Sebastian Giovinco is yet to prove himself at international level. David Swan takes a closer look at the Juventus forward’s struggles with Italy.
It has not taken long for Sebastian Giovinco to come under fire. He was given a five by La Gazzetta dello Sport for their Pagelle after Italy’s 3-1 win over Armenia – only Leonardo Bonucci was rated lower for the match – and he has received a lot of individual criticism after a below-par team performance in Yerevan on Friday evening.
Cesare Prandelli has already stated he is unlikely to use the Giovinco-Pablo Osvaldo partnership from the start against Denmark, and the ankle injury that forced the former out of the game in Armenia might have given the Coach an ideal opportunity to leave him out.
Everyone had been waiting a long time for Giovinco to arrive at senior international level before he made his debut last year. He was a fixture for the Under-21s, but difficulty breaking through at Juventus delayed his progression. He was talked up, as was his potential impact on what was at the time an uninspiring Marcello Lippi Italy, but it was impossible to call him up without regular playing time.
Parma changed all that by giving him the minutes he required – and Juventus have followed suit now that he has returned this season – which gave Prandelli licence to introduce him to the set-up last year.
Initially there was the impact expected when, along with Alberto Aquilani, he came on against Germany in February and helped change the game in Italy’s favour, and then against Ukraine the following month. But what has followed has been a string of underwhelming performances and a struggle to make a difference.
Due to the long wait for his debut, this is not a young player that has been capped 13 times, but a guy who will turn 26 in January. It has resulted in less room for error – a player with 13 caps would usually be given margin for unimpressive displays, but when you are at Giovinco’s age the margins are much smaller and patience wears thinner more quickly.
Four of those caps have been from the start – against Northern Ireland, USA, Bulgaria and Armenia. There are one or two decent sides there but nothing that should stop him from showcasing his abilities. A player with his obvious talent should be making a difference against teams like this.
The question is how many chances will he get? Prandelli will continue to keep faith with him, and as long as he is playing for a club like Juventus, and importantly in the Champions League, he will rightly stay in contention within the squad – you cannot turn down players operating at that level.
But it is not as if he is playing in a position where Italy are struggling for talent. There are a glut of strikers, including a number of younger second strikers, that are more than capable of pushing Giovinco out. In that respect he is slightly unfortunate – if he was a natural Trequartista you suspect Prandelli’s patience would be unlimited given the dearth of players for that role.

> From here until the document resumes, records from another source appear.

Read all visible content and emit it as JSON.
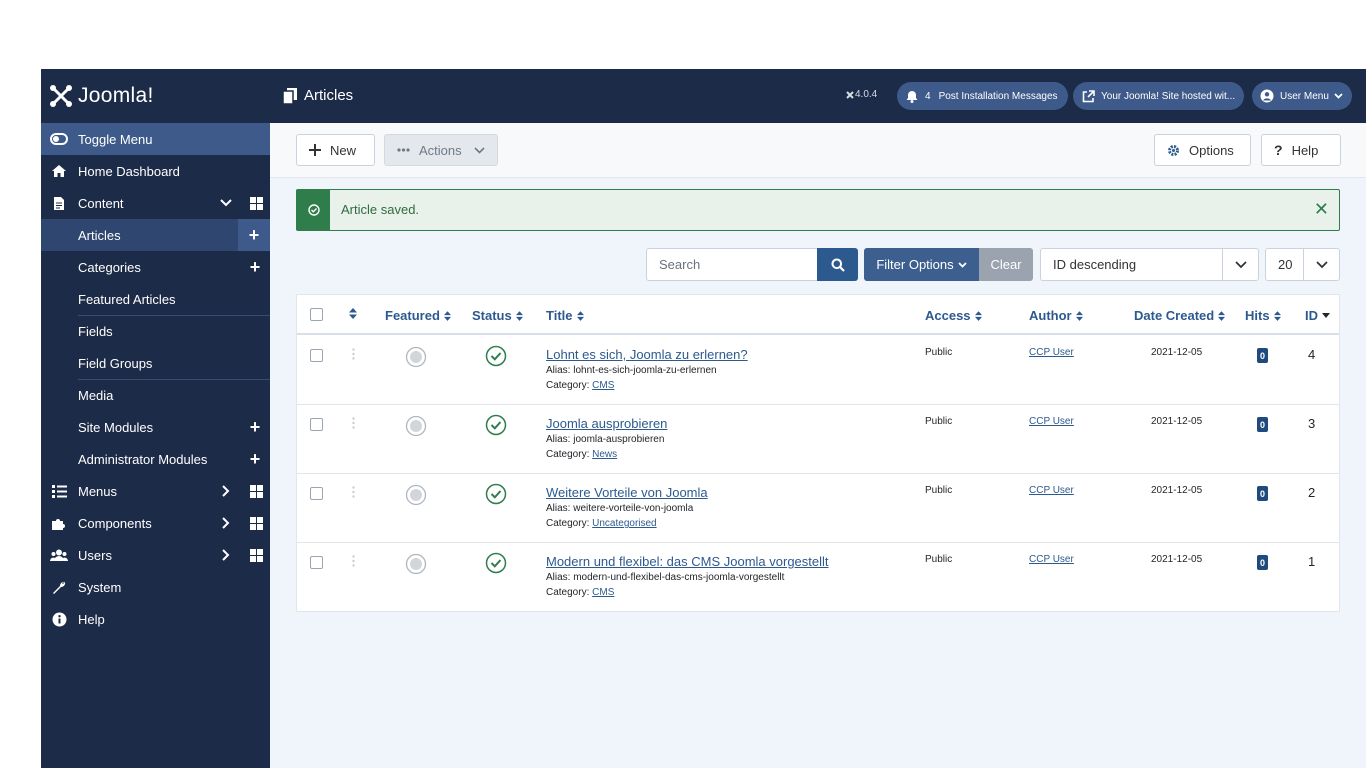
{
  "sidebar": {
    "logo_text": "Joomla!",
    "toggle_menu": "Toggle Menu",
    "home_dashboard": "Home Dashboard",
    "content": "Content",
    "items": [
      {
        "label": "Articles"
      },
      {
        "label": "Categories"
      },
      {
        "label": "Featured Articles"
      },
      {
        "label": "Fields"
      },
      {
        "label": "Field Groups"
      },
      {
        "label": "Media"
      },
      {
        "label": "Site Modules"
      },
      {
        "label": "Administrator Modules"
      }
    ],
    "menus": "Menus",
    "components": "Components",
    "users": "Users",
    "system": "System",
    "help": "Help"
  },
  "header": {
    "title": "Articles",
    "version": "4.0.4",
    "notifications_count": "4",
    "post_install": "Post Installation Messages",
    "site_link": "Your Joomla! Site hosted wit...",
    "user_menu": "User Menu"
  },
  "toolbar": {
    "new_label": "New",
    "actions_label": "Actions",
    "options_label": "Options",
    "help_label": "Help"
  },
  "alert": {
    "message": "Article saved."
  },
  "filters": {
    "search_placeholder": "Search",
    "filter_options_label": "Filter Options",
    "clear_label": "Clear",
    "ordering": "ID descending",
    "limit": "20"
  },
  "table": {
    "columns": {
      "featured": "Featured",
      "status": "Status",
      "title": "Title",
      "access": "Access",
      "author": "Author",
      "date_created": "Date Created",
      "hits": "Hits",
      "id": "ID"
    },
    "rows": [
      {
        "title": "Lohnt es sich, Joomla zu erlernen?",
        "alias_label": "Alias: lohnt-es-sich-joomla-zu-erlernen",
        "category_prefix": "Category:",
        "category": "CMS",
        "access": "Public",
        "author": "CCP User",
        "date": "2021-12-05",
        "hits": "0",
        "id": "4"
      },
      {
        "title": "Joomla ausprobieren",
        "alias_label": "Alias: joomla-ausprobieren",
        "category_prefix": "Category:",
        "category": "News",
        "access": "Public",
        "author": "CCP User",
        "date": "2021-12-05",
        "hits": "0",
        "id": "3"
      },
      {
        "title": "Weitere Vorteile von Joomla",
        "alias_label": "Alias: weitere-vorteile-von-joomla",
        "category_prefix": "Category:",
        "category": "Uncategorised",
        "access": "Public",
        "author": "CCP User",
        "date": "2021-12-05",
        "hits": "0",
        "id": "2"
      },
      {
        "title": "Modern und flexibel: das CMS Joomla vorgestellt",
        "alias_label": "Alias: modern-und-flexibel-das-cms-joomla-vorgestellt",
        "category_prefix": "Category:",
        "category": "CMS",
        "access": "Public",
        "author": "CCP User",
        "date": "2021-12-05",
        "hits": "0",
        "id": "1"
      }
    ]
  },
  "colors": {
    "sidebar_bg": "#1c2b47",
    "accent": "#2d5a8e",
    "success": "#2f7d4a"
  }
}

As it is, the huge competition for places up-front means you have to perform when given chances. He does not have the luxury of potential to fall back on – while there is no doubt that at 25 years he can get better, and regular Champions League football will help him, the incentive to invest time and caps in him is not as great as it will be for a Stephan El Shaarawy or Lorenzo Insigne.
His best bet might be to return to his roots – at Under-21 level he spent large amounts of time playing wide, and many of his formative days in the Juventus first-team were spent here too. He has flourished at club level as a second striker and that has now become recognised as his role, but with Prandelli clearly angling for a 4-3-3 and the player himself possessing greater maturity and experience, demonstrating an ability to adapt would give him a lot more room to breathe for Italy.